Shipments in 2009 are expected to decline by 5.6 percent to 1.215 billion units.
With more than 3 billion subscribers worldwide, the growth of the mobile-device market has been driven by upgrade purchases of existing customers, Teng noted.
"While new subscriber additions are continuing at a healthy pace and are poised to grow by 563.9 million in 2008 and by 506.5 million in 2009, an overwhelming majority of the new subscribers are coming from the rural areas of emerging regions," Teng said. "These subscribers primarily are purchasers of low-cost, entry-level handsets. However, the pricier feature-phone and smart-phone market segments are driven by existing subscribers who are upgrading their mobile devices to take advantage of new features and advanced data services. As the economic climate deteriorates, these customers are delaying their purchases."
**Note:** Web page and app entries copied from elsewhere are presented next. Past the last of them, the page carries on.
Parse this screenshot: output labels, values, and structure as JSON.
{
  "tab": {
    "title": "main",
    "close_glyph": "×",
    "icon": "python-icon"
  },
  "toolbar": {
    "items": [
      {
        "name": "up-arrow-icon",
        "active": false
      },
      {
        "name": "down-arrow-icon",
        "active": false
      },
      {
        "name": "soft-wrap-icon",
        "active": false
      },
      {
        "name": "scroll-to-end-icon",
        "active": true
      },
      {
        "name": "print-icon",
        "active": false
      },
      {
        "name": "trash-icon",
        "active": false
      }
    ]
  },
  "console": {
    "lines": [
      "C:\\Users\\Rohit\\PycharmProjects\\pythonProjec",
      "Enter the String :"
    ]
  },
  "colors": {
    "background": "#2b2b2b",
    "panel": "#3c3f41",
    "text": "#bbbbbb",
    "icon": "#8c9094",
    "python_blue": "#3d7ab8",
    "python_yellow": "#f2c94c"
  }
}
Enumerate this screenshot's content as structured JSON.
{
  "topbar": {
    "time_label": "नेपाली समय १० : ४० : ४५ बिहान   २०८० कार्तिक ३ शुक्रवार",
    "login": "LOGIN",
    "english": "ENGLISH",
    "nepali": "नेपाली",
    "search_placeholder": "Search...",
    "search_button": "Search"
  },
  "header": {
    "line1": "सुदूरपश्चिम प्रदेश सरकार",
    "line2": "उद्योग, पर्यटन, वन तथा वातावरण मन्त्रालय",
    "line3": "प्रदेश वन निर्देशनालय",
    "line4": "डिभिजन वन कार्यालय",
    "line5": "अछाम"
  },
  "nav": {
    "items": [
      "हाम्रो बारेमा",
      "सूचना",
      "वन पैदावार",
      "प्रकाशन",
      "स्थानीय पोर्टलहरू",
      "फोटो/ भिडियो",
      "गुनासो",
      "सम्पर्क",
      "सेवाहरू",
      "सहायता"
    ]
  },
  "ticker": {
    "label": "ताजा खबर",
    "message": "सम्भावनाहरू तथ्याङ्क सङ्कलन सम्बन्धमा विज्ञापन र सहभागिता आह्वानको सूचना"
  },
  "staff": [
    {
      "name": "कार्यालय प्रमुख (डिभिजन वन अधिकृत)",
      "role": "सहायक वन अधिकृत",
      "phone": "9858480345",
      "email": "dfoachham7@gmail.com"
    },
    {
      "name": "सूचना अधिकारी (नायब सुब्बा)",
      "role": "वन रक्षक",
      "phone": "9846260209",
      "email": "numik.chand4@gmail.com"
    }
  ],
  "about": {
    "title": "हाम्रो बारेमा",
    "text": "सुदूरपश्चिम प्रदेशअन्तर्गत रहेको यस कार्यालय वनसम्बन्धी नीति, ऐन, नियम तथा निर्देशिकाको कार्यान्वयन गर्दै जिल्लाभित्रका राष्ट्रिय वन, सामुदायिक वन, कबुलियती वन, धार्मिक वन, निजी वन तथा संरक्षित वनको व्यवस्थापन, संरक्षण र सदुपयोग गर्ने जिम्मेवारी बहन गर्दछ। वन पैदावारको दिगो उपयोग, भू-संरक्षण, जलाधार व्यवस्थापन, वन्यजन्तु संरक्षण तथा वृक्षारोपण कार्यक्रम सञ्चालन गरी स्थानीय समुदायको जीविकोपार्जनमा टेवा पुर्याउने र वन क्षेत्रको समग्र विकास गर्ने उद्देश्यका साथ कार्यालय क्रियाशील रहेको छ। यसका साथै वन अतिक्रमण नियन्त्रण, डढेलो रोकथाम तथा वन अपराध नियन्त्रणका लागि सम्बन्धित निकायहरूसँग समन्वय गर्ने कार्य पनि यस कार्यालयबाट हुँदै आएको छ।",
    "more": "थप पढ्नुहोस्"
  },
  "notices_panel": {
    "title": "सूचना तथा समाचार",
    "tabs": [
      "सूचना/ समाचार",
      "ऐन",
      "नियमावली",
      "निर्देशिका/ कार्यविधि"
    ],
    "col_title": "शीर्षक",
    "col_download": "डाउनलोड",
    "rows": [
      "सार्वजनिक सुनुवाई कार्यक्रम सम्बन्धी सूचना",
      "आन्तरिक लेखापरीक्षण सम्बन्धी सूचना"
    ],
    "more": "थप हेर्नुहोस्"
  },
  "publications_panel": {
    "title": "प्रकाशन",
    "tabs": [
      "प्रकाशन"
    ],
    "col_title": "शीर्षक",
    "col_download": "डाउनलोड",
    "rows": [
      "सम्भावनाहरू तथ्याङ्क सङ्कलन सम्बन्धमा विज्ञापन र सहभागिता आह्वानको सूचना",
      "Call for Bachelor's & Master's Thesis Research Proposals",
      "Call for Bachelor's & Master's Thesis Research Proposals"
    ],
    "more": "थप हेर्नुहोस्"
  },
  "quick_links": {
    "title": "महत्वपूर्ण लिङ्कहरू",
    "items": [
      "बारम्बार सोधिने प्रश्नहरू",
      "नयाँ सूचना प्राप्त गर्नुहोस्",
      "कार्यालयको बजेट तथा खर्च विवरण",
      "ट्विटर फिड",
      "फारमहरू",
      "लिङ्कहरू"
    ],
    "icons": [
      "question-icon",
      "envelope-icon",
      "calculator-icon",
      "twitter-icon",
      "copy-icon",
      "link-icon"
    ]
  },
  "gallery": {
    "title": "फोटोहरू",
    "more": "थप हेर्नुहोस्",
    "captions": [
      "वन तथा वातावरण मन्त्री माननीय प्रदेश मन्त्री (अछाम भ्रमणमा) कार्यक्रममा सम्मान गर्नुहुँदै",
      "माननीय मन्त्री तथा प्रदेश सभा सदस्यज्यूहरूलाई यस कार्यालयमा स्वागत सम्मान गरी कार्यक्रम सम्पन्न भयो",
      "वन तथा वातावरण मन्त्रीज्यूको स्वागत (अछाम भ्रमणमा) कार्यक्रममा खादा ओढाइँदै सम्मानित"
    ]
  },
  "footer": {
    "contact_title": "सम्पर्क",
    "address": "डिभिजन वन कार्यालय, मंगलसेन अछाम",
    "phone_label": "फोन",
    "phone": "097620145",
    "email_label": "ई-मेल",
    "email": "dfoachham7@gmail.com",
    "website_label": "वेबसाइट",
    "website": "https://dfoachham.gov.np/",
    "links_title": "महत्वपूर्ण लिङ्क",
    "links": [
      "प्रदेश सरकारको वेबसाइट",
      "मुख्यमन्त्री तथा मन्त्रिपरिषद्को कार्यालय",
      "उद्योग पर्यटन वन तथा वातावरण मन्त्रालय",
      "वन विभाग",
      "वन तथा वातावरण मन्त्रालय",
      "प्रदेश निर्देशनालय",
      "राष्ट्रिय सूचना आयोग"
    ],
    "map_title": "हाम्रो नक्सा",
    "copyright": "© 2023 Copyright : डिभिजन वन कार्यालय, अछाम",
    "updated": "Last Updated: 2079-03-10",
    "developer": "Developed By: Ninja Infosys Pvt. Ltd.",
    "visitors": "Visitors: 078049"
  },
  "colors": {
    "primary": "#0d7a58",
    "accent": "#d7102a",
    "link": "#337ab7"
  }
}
With the penetration of mobile handsets in emerging markets rising rapidly during the past few years, upgrades have grown to account for more than 50 percent of total mobile-device shipments in 2008. Because of this, mobile-device shipment growth has become more sensitive to the upgrade cycle.
If the replacement cycle extends by 4.7 months, the mobile-device market contraction will commence. If only 16 percent of 2008 subscribers upgrade to a new device in 2009, it will translate into a replacement cycle extension of 19 months. Under these circumstances, the outcome will be that mobile-device shipment volume will be reduced to 1.3 billion units in 2008 and to 1.1 billion units in 2009, with a market contraction of 12 percent in 2009.
However, at this time, iSuppli is not going that far, revising its 2009 mobile-device forecast?including both mobile handsets and external modems?to 1.2 billion units, down from 1.4 billion previously, with mobile handsets accounting for nearly all shipments in 2009. iSuppli estimates that in the mobile-device market, the replacement cycle will extend by 10.7 months in 2009 with a replacement rate of 18.1 percent.
Based on iSuppli's preliminary estimate, on top of the Average Selling Price (ASP) erosion and higher mix of entry-level handsets in mobile devices, it is likely industry revenue will suffer a 10.7 percent decline in 2009. iSuppli believes that mobile-device shipments in 2009 will contract by 5.6 percent. By the end of 2010, the mobile-device market should show signs of a revival with a year-on-year growth rate of 3.1 percent.
Despite the economic meltdown and the rising unemployment rate, India will have added 9 million new wireless subscribers per month in 2008 and China's subscriber base will have expanded at a rate of 7 million new subscribers annually. First-time buyers in the emerging market are still going strong and will represent 42 percent of the mobile-device market in 2009.